TOKYO – Toyota, the world's largest automaker, sank into the red for the October-December quarter and acknowledged Friday it was heading for its first annual net loss since 1950 because of plunging global sales and the strong yen.
Joining a string of Japanese companies that have slashed forecasts, Toyota Motor Corp. said it expects a net loss of 350 billion yen ($3.85 billion) for the year through March.
That's a stunning reversal from the record 1.72 trillion yen profit the maker of the Prius hybrid and Lexus luxury line had earned the previous fiscal year. In December, the company thought it would eke out a small annual net profit, but the outlook has darkened since then, especially with the dramatic contraction in the U.S. auto market on which Toyota depends so heavily.
For the fiscal third quarter, Toyota racked up a loss of 164.7 billion yen ($1.81 billion), down sharply from the 458.6 billion yen profit it had the same period the previous year, as the global slump squelched sales.
Quarterly sales plunged 28.4 percent to 4.8 trillion yen.
Toyota said the last time it had the equivalent of a net loss was in 1950, when it reported just parent results under different accounting standards than it uses now.
The damage to Toyota's bottom line was particularly pronounced because the company had been on such an aggressive growth track in recent years, but the downturn came extremely suddenly, said Yasuaki Iwamoto, analyst with Okasan Securities Co. in Tokyo.
"Toyota is having serious problems responding," he said. "It boasts a full and global lineup of products. But the world's auto demand changed in a flash."
And the company can't count on global sales picking up in the fiscal year through March 2010, and at best can hope to cut costs to minimize the damage, Iwamoto said.
Toyota, which last year overtook General Motors Corp. to become the world's best-selling auto company, announced no further job cuts Friday. It is reducing the number of contract workers from 8,800 in June to 3,000 in March.
Just a few hours before the earnings were released, Moody's Investors Service lowered its top credit rating of "Aaa" on Toyota by one notch to "Aa1," citing fears about its profitability.
Toyota's global vehicle sales for the October-December quarter shrank by 443,000 units from the same period a year earlier to 1.84 million, as sales dropped throughout the world, including North America, Europe, Japan and other Asian nations, it said.
"Both revenues and profits declined severely during this period," Executive Vice President Mitsuo Kinoshita said of the latest quarter.

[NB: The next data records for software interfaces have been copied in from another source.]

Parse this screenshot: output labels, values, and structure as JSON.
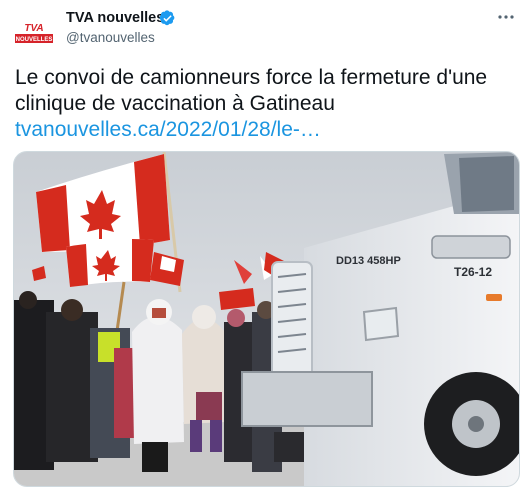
{
  "account": {
    "display_name": "TVA nouvelles",
    "handle": "@tvanouvelles",
    "verified": true,
    "avatar_logo_top": "TVA",
    "avatar_logo_bottom": "NOUVELLES"
  },
  "tweet": {
    "text_line1": "Le convoi de camionneurs force la fermeture d'une",
    "text_line2": "clinique de vaccination à Gatineau",
    "link": "tvanouvelles.ca/2022/01/28/le-…"
  },
  "media": {
    "truck_plate": "DD13 458HP",
    "truck_number": "T26-12"
  },
  "icons": {
    "verified": "verified-badge-icon",
    "more": "more-options-icon"
  },
  "colors": {
    "link": "#1b95e0",
    "verified": "#1d9bf0",
    "brand_red": "#d6232a",
    "flag_red": "#d52b1e",
    "secondary_text": "#536471"
  }
}
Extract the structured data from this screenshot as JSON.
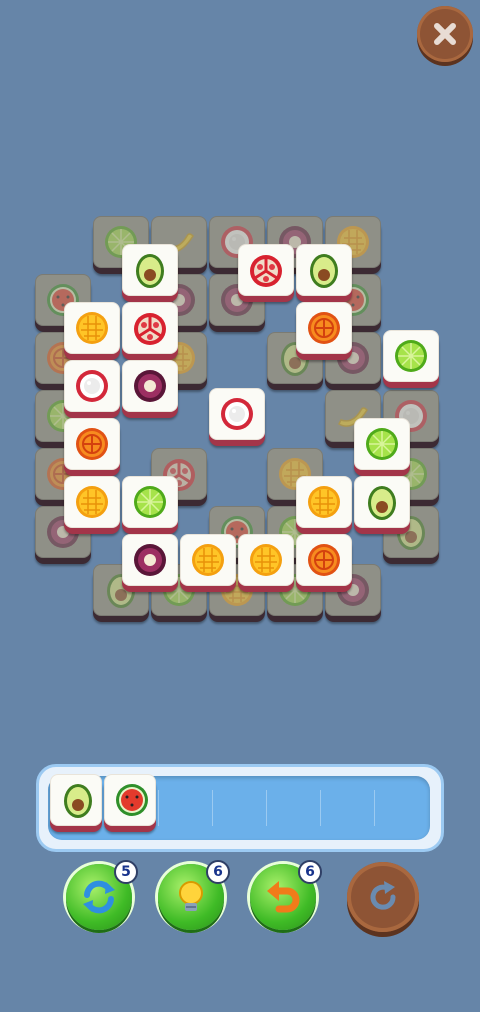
{
  "colors": {
    "background": "#6685a8",
    "tile_base_active": "#a33549",
    "tile_base_dim": "#3c2a33",
    "tray_fill": "#6bb0ea",
    "booster_green": "#3fbb26",
    "wood": "#8e5435"
  },
  "header": {
    "close_icon": "close-icon"
  },
  "tray": {
    "capacity": 7,
    "tiles": [
      {
        "fruit": "avocado"
      },
      {
        "fruit": "watermelon"
      }
    ]
  },
  "boosters": [
    {
      "name": "shuffle",
      "icon": "shuffle-icon",
      "count": "5"
    },
    {
      "name": "hint",
      "icon": "lightbulb-icon",
      "count": "6"
    },
    {
      "name": "undo",
      "icon": "undo-icon",
      "count": "6"
    }
  ],
  "restart": {
    "icon": "restart-icon"
  },
  "board": {
    "active_tiles": [
      {
        "fruit": "avocado"
      },
      {
        "fruit": "pomegranate"
      },
      {
        "fruit": "avocado"
      },
      {
        "fruit": "mango"
      },
      {
        "fruit": "pomegranate"
      },
      {
        "fruit": "orange"
      },
      {
        "fruit": "lime"
      },
      {
        "fruit": "lychee"
      },
      {
        "fruit": "mangosteen"
      },
      {
        "fruit": "lychee"
      },
      {
        "fruit": "orange"
      },
      {
        "fruit": "lime"
      },
      {
        "fruit": "mango"
      },
      {
        "fruit": "lime"
      },
      {
        "fruit": "mango"
      },
      {
        "fruit": "avocado"
      },
      {
        "fruit": "mangosteen"
      },
      {
        "fruit": "mango"
      },
      {
        "fruit": "mango"
      },
      {
        "fruit": "orange"
      }
    ],
    "covered_tiles": [
      {
        "fruit": "lime"
      },
      {
        "fruit": "banana"
      },
      {
        "fruit": "lychee"
      },
      {
        "fruit": "mangosteen"
      },
      {
        "fruit": "mango"
      },
      {
        "fruit": "watermelon"
      },
      {
        "fruit": "mangosteen"
      },
      {
        "fruit": "mangosteen"
      },
      {
        "fruit": "watermelon"
      },
      {
        "fruit": "orange"
      },
      {
        "fruit": "mango"
      },
      {
        "fruit": "avocado"
      },
      {
        "fruit": "mangosteen"
      },
      {
        "fruit": "lime"
      },
      {
        "fruit": "banana"
      },
      {
        "fruit": "lychee"
      },
      {
        "fruit": "orange"
      },
      {
        "fruit": "pomegranate"
      },
      {
        "fruit": "mango"
      },
      {
        "fruit": "lime"
      },
      {
        "fruit": "mangosteen"
      },
      {
        "fruit": "watermelon"
      },
      {
        "fruit": "lime"
      },
      {
        "fruit": "avocado"
      },
      {
        "fruit": "avocado"
      },
      {
        "fruit": "lime"
      },
      {
        "fruit": "mango"
      },
      {
        "fruit": "lime"
      },
      {
        "fruit": "mangosteen"
      }
    ]
  }
}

Conditions were especially tough in the U.S. and Europe, and the rapid rise of the yen against the dollar, euro and other currencies, which reduces the value of overseas earnings, also hurt results, he said.
Toyota lowered its global vehicle sales forecast for the fiscal year by 220,000 from its December projection to 7.32 million vehicles. Now it expects 21 trillion yen in sales for the year, down from a record 26.3 trillion yen earned for the previous year.

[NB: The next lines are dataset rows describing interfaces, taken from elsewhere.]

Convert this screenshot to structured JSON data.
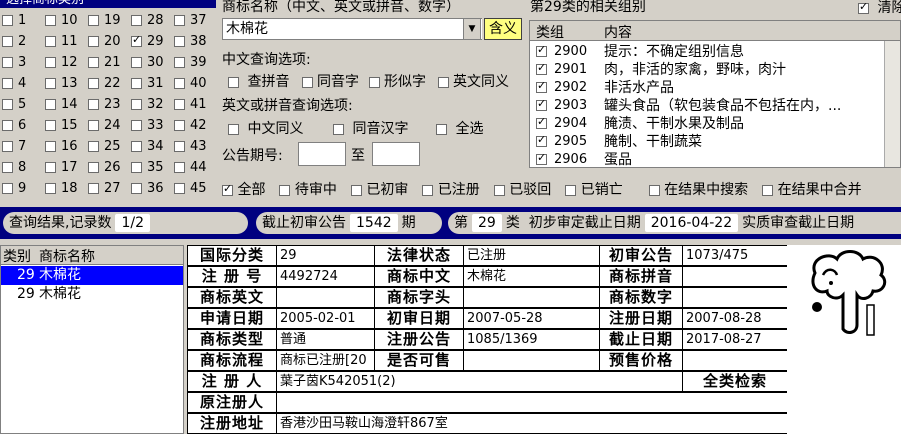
{
  "class_selector": {
    "title": "选择商标类别",
    "columns": [
      [
        {
          "n": "1",
          "on": false
        },
        {
          "n": "2",
          "on": false
        },
        {
          "n": "3",
          "on": false
        },
        {
          "n": "4",
          "on": false
        },
        {
          "n": "5",
          "on": false
        },
        {
          "n": "6",
          "on": false
        },
        {
          "n": "7",
          "on": false
        },
        {
          "n": "8",
          "on": false
        },
        {
          "n": "9",
          "on": false
        }
      ],
      [
        {
          "n": "10",
          "on": false
        },
        {
          "n": "11",
          "on": false
        },
        {
          "n": "12",
          "on": false
        },
        {
          "n": "13",
          "on": false
        },
        {
          "n": "14",
          "on": false
        },
        {
          "n": "15",
          "on": false
        },
        {
          "n": "16",
          "on": false
        },
        {
          "n": "17",
          "on": false
        },
        {
          "n": "18",
          "on": false
        }
      ],
      [
        {
          "n": "19",
          "on": false
        },
        {
          "n": "20",
          "on": false
        },
        {
          "n": "21",
          "on": false
        },
        {
          "n": "22",
          "on": false
        },
        {
          "n": "23",
          "on": false
        },
        {
          "n": "24",
          "on": false
        },
        {
          "n": "25",
          "on": false
        },
        {
          "n": "26",
          "on": false
        },
        {
          "n": "27",
          "on": false
        }
      ],
      [
        {
          "n": "28",
          "on": false
        },
        {
          "n": "29",
          "on": true
        },
        {
          "n": "30",
          "on": false
        },
        {
          "n": "31",
          "on": false
        },
        {
          "n": "32",
          "on": false
        },
        {
          "n": "33",
          "on": false
        },
        {
          "n": "34",
          "on": false
        },
        {
          "n": "35",
          "on": false
        },
        {
          "n": "36",
          "on": false
        }
      ],
      [
        {
          "n": "37",
          "on": false
        },
        {
          "n": "38",
          "on": false
        },
        {
          "n": "39",
          "on": false
        },
        {
          "n": "40",
          "on": false
        },
        {
          "n": "41",
          "on": false
        },
        {
          "n": "42",
          "on": false
        },
        {
          "n": "43",
          "on": false
        },
        {
          "n": "44",
          "on": false
        },
        {
          "n": "45",
          "on": false
        }
      ]
    ]
  },
  "query": {
    "name_label": "商标名称（中文、英文或拼音、数字）",
    "name_value": "木棉花",
    "hanyi_button": "含义",
    "cn_options_label": "中文查询选项:",
    "cn_options": [
      "查拼音",
      "同音字",
      "形似字",
      "英文同义"
    ],
    "en_options_label": "英文或拼音查询选项:",
    "en_options": [
      "中文同义",
      "同音汉字",
      "全选"
    ],
    "period_label": "公告期号:",
    "period_to": "至"
  },
  "groups": {
    "title": "第29类的相关组别",
    "clear_label": "清除",
    "col_group": "类组",
    "col_content": "内容",
    "rows": [
      {
        "code": "2900",
        "text": "提示：不确定组别信息"
      },
      {
        "code": "2901",
        "text": "肉，非活的家禽，野味，肉汁"
      },
      {
        "code": "2902",
        "text": "非活水产品"
      },
      {
        "code": "2903",
        "text": "罐头食品（软包装食品不包括在内，..."
      },
      {
        "code": "2904",
        "text": "腌渍、干制水果及制品"
      },
      {
        "code": "2905",
        "text": "腌制、干制蔬菜"
      },
      {
        "code": "2906",
        "text": "蛋品"
      }
    ]
  },
  "filters": [
    "全部",
    "待审中",
    "已初审",
    "已注册",
    "已驳回",
    "已销亡",
    "在结果中搜索",
    "在结果中合并"
  ],
  "result_bar": {
    "results_label": "查询结果,记录数",
    "results_value": "1/2",
    "cutoff_label": "截止初审公告",
    "cutoff_value": "1542",
    "cutoff_unit": "期",
    "class_prefix": "第",
    "class_value": "29",
    "class_suffix": "类",
    "prelim_label": "初步审定截止日期",
    "prelim_value": "2016-04-22",
    "substantive_label": "实质审查截止日期"
  },
  "result_list": {
    "col_class": "类别",
    "col_name": "商标名称",
    "rows": [
      {
        "cls": "29",
        "name": "木棉花"
      },
      {
        "cls": "29",
        "name": "木棉花"
      }
    ]
  },
  "detail": {
    "intl_class_label": "国际分类",
    "intl_class": "29",
    "legal_status_label": "法律状态",
    "legal_status": "已注册",
    "prelim_pub_label": "初审公告",
    "prelim_pub": "1073/475",
    "reg_no_label": "注 册 号",
    "reg_no": "4492724",
    "mark_cn_label": "商标中文",
    "mark_cn": "木棉花",
    "mark_pinyin_label": "商标拼音",
    "mark_pinyin": "",
    "mark_en_label": "商标英文",
    "mark_en": "",
    "mark_initial_label": "商标字头",
    "mark_initial": "",
    "mark_digits_label": "商标数字",
    "mark_digits": "",
    "apply_date_label": "申请日期",
    "apply_date": "2005-02-01",
    "prelim_date_label": "初审日期",
    "prelim_date": "2007-05-28",
    "reg_date_label": "注册日期",
    "reg_date": "2007-08-28",
    "mark_type_label": "商标类型",
    "mark_type": "普通",
    "reg_pub_label": "注册公告",
    "reg_pub": "1085/1369",
    "expire_date_label": "截止日期",
    "expire_date": "2017-08-27",
    "flow_label": "商标流程",
    "flow": "商标已注册[20",
    "for_sale_label": "是否可售",
    "for_sale": "",
    "pre_price_label": "预售价格",
    "pre_price": "",
    "registrant_label": "注 册 人",
    "registrant": "葉子茵K542051(2)",
    "full_search": "全类检索",
    "orig_registrant_label": "原注册人",
    "orig_registrant": "",
    "reg_address_label": "注册地址",
    "reg_address": "香港沙田马鞍山海澄轩867室"
  },
  "colors": {
    "titlebar": "#000080",
    "selection": "#0000ff",
    "face": "#d4d0c8",
    "hanyi_button": "#ffff80"
  }
}
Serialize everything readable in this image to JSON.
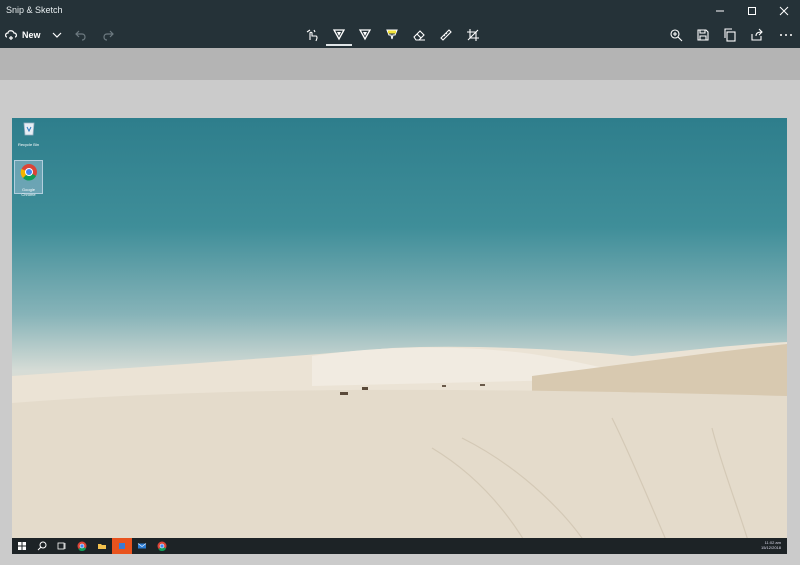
{
  "window": {
    "title": "Snip & Sketch"
  },
  "toolbar": {
    "new_label": "New",
    "icons": [
      "new-snip-icon",
      "chevron-down-icon",
      "undo-icon",
      "redo-icon",
      "touch-writing-icon",
      "ballpoint-pen-icon",
      "pencil-icon",
      "highlighter-icon",
      "eraser-icon",
      "ruler-icon",
      "crop-icon",
      "zoom-icon",
      "save-icon",
      "copy-icon",
      "share-icon",
      "more-icon"
    ],
    "active_tool": "ballpoint-pen",
    "highlighter_color": "#f3e33a"
  },
  "snip": {
    "desktop_icons": [
      {
        "label": "Recycle Bin",
        "icon": "recycle-bin-icon"
      },
      {
        "label": "Google Chrome",
        "icon": "chrome-icon"
      }
    ],
    "taskbar": {
      "icons": [
        "windows-start-icon",
        "search-icon",
        "task-view-icon",
        "chrome-icon",
        "file-explorer-icon",
        "app-icon",
        "mail-icon",
        "chrome-icon"
      ],
      "active_accent": "#e8531e",
      "clock_time": "11:02 am",
      "clock_date": "15/12/2018"
    }
  },
  "colors": {
    "chrome_bar": "#253238",
    "canvas_bg": "#cbcbcb",
    "band_bg": "#b4b4b4"
  }
}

The company also said its yearly operating loss will balloon to 450 billion yen, worse than its earlier forecast of 150 billion yen loss. That would be the company's first operating loss in 70 years. Operating income excludes taxes and other items included in net profit, and often gives a picture of a company's core business.
Until the U.S. financial crisis erupted last year, Toyota had been on a roll, boosting rising profits for seven straight years, riding on the success of its fuel-efficient models.
The global slump and the rising yen have pummeled all Japanese exporters, including electronics makers Sony Corp. and Panasonic Corp., which are both forecasting losses for the fiscal year through March.
Honda Motor Co., Japan's second-biggest automaker, expects to stay in the black for the year through March at 80 billion yen profit, although that's down 87 percent from the record 600 billion yen the previous year.
Kinoshita promised Toyota will turn itself around through cost cuts and new products. He said Toyota continues to be committed to developing gas-electric hybrids as a pillar of its growth strategy.
He pointed to the third-generation Prius, set to arrive at dealerships in May, as well as the HS250h, the first Lexus model designed solely as a hybrid, scheduled for sale midyear, as models symbolizing Toyota's future.
Last month, the company tapped as incoming president a member of the founding family, Akio Toyoda, an executive vice president, who at 52 is considered young by Japanese standards for heading a major corporation.
Company officials and analysts say he can help bring employee ranks, group companies and dealerships together during hard times because he has the special charm of a Toyoda.
Toyota shares rose 1.6 percent to 3,050 yen. The earnings were announced earnings after trading ended in Tokyo.